Jakarta. Asean recently unveiled a new regional action plan to tackle marine debris, as the planet drowns in plastic pollution.
According to the bloc's secretary-general Lim Jock Hoi, marine plastic debris does not only endanger life under the sea, but microplastics can also invade the human food chain. Plastic pollution also puts fishery and tourism —two sectors that are vital to the region's economies— in jeopardy.
“The volume of solid waste generated across Southeast Asia has rapidly increased in recent years. Fifty three percent of this waste in the region remains uncollected," Lim Jock Hoi told an online conference on Friday.
"Eighty percent of the marine debris is plastic. Similar studies highlight that we will see more plastic than fish in our oceans by 2050."
The dire situation prompted Asean to devise an action plan on combating marine plastic debris in the region. The secretary-general revealed the regional action plan would offer three practical solutions across the plastic waste value chains.
"Firstly, we can work towards reducing input into the system by supporting industries in utilizing reusable and recycled materials," he said.
Another solution is to improve solid waste management infrastructure in a bid to enhance collection and minimize leakage.
"Lastly, we need to create a value in reusing waste by improving public perception and providing access to better technologies and practices," Lim Jock Hoi said.
These solutions will serve as a springboard for 14 regional actions across four pillars — namely policy support and planning; research, innovation and capacity building; private sector engagement; public awareness, education and outreach.
Among the 14 regional actions is providing guiding principles for phasing out select single-use plastics.
The regional action plan is to be implemented over the next five years. In its making, Asean also received support from the World Bank via Problue – an umbrella multi-donor trust fund dedicated to promote healthy oceans.
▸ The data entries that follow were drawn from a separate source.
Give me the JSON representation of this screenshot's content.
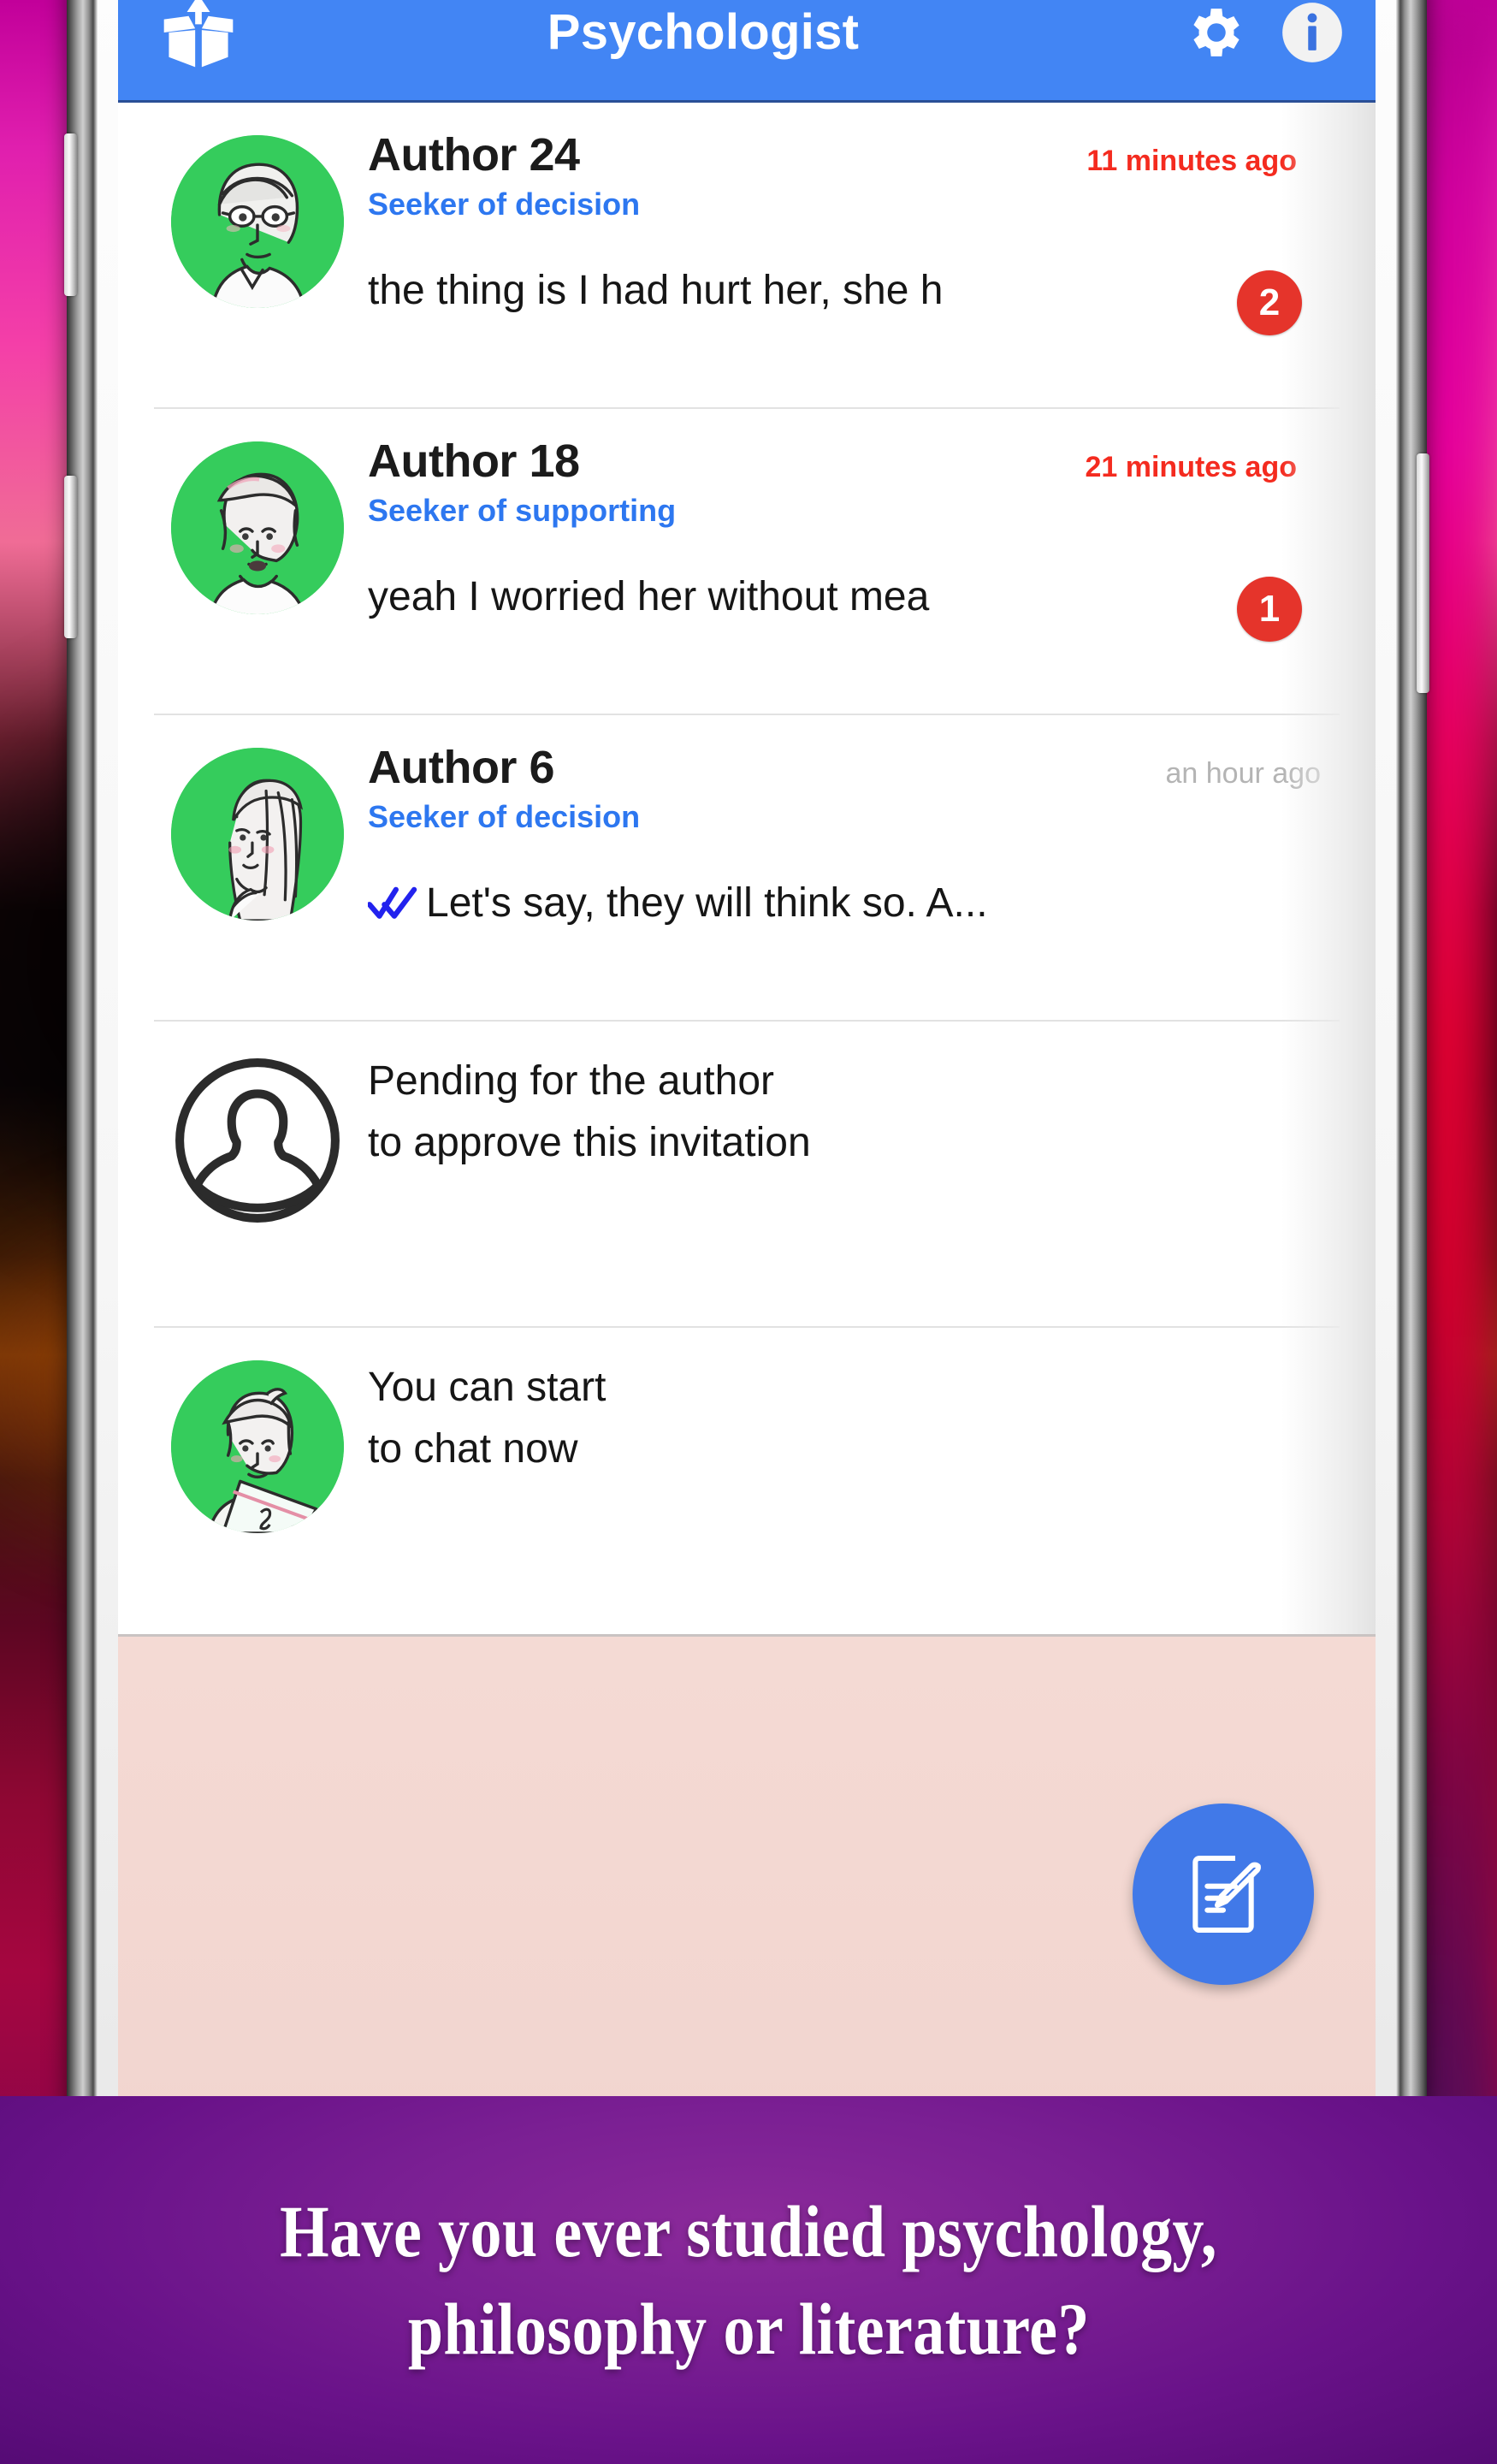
{
  "app": {
    "title": "Psychologist",
    "logo_icon": "open-box-arrow-up-icon",
    "settings_icon": "gear-icon",
    "info_icon": "info-circle-icon",
    "accent_color": "#4285f4",
    "badge_color": "#e5342b",
    "time_color": "#f42b1f",
    "role_color": "#2d77f0",
    "avatar_bg_color": "#35cc5c"
  },
  "conversations": [
    {
      "avatar": "sketch-man-glasses-avatar",
      "author": "Author 24",
      "role": "Seeker of decision",
      "time": "11 minutes ago",
      "time_muted": false,
      "preview": "the thing is I had hurt her, she h",
      "badge": "2",
      "read_ticks": false
    },
    {
      "avatar": "sketch-woman-bandana-avatar",
      "author": "Author 18",
      "role": "Seeker of supporting",
      "time": "21 minutes ago",
      "time_muted": false,
      "preview": "yeah I worried her without mea",
      "badge": "1",
      "read_ticks": false
    },
    {
      "avatar": "sketch-woman-long-hair-avatar",
      "author": "Author 6",
      "role": "Seeker of decision",
      "time": "an hour ago",
      "time_muted": true,
      "preview": "Let's say, they will think so. A...",
      "badge": "",
      "read_ticks": true
    }
  ],
  "status_rows": [
    {
      "avatar": "person-placeholder-icon",
      "line1": "Pending for the author",
      "line2": "to approve this invitation"
    },
    {
      "avatar": "sketch-woman-book-avatar",
      "line1": "You can start",
      "line2": "to chat now"
    }
  ],
  "fab": {
    "icon": "compose-note-pencil-icon",
    "color": "#4179e8"
  },
  "caption": {
    "line1": "Have you ever studied psychology,",
    "line2": "philosophy or literature?"
  }
}
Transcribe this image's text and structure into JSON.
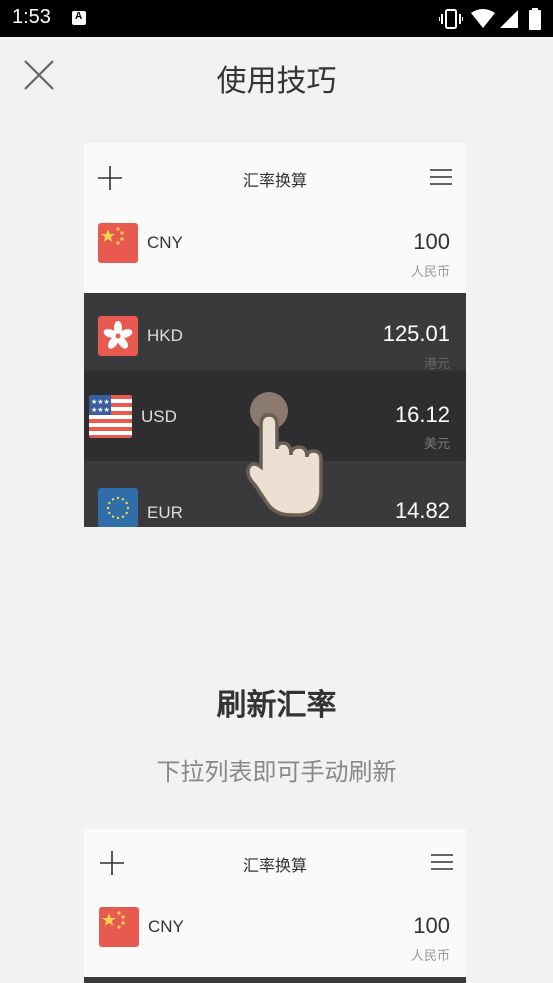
{
  "status_bar": {
    "time": "1:53"
  },
  "page": {
    "title": "使用技巧"
  },
  "demo1": {
    "header_title": "汇率换算",
    "rows": [
      {
        "code": "CNY",
        "amount": "100",
        "name": "人民币"
      },
      {
        "code": "HKD",
        "amount": "125.01",
        "name": "港元"
      },
      {
        "code": "USD",
        "amount": "16.12",
        "name": "美元"
      },
      {
        "code": "EUR",
        "amount": "14.82",
        "name": ""
      }
    ]
  },
  "tip": {
    "title": "刷新汇率",
    "description": "下拉列表即可手动刷新"
  },
  "demo2": {
    "header_title": "汇率换算",
    "rows": [
      {
        "code": "CNY",
        "amount": "100",
        "name": "人民币"
      }
    ]
  }
}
A 2015 study ranked Indonesia as the world's second largest marine polluter after China. The study showed, in 2010, Indonesia produced 3.2 million tons of mismanaged waste with up to 1.29 million tons of plastic waste ended up in the ocean.
The finding has painted a grim picture of Indonesia's plastic waste management.
In response, the government has set a target to slash marine plastic waste by 70 percent by 2025. The Jakarta provincial government has also banned single-use plastic bags in shopping centers, supermarkets, and traditional markets. This ban has forced the public to carry a reusable bag whenever they shop.